◆ Source records:
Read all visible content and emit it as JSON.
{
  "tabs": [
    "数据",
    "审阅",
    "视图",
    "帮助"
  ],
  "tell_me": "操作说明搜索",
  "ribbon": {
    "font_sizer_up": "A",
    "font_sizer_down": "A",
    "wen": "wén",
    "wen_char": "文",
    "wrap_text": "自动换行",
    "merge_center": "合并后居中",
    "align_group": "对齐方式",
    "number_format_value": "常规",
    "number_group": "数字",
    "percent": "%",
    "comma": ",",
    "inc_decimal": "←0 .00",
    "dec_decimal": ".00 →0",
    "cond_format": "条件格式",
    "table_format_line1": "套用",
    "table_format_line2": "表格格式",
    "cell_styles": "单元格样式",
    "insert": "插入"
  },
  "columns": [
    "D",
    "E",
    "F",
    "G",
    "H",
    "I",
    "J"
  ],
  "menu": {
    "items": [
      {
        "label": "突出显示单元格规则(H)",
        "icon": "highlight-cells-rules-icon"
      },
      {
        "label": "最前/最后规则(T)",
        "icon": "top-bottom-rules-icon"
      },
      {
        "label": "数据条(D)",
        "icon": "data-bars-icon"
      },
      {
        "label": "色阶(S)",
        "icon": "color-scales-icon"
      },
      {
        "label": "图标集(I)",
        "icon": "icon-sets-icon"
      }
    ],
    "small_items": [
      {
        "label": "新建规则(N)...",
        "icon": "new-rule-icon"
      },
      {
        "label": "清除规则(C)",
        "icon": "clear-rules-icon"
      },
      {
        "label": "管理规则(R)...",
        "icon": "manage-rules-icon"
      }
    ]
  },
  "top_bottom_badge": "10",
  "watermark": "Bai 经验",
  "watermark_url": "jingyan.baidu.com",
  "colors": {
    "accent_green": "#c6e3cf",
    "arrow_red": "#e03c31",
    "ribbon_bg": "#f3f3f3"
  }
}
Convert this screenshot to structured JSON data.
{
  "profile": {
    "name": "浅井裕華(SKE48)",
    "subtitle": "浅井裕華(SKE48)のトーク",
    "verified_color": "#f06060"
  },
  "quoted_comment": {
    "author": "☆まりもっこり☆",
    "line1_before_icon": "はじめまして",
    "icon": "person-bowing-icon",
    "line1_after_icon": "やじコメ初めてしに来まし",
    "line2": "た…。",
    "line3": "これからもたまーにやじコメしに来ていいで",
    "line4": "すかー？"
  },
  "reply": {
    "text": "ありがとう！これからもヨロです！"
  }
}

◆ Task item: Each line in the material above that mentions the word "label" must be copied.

◆ Exercise solution:
        "label": "突出显示单元格规则(H)",
        "label": "最前/最后规则(T)",
        "label": "数据条(D)",
        "label": "色阶(S)",
        "label": "图标集(I)",
        "label": "新建规则(N)...",
        "label": "清除规则(C)",
        "label": "管理规则(R)...",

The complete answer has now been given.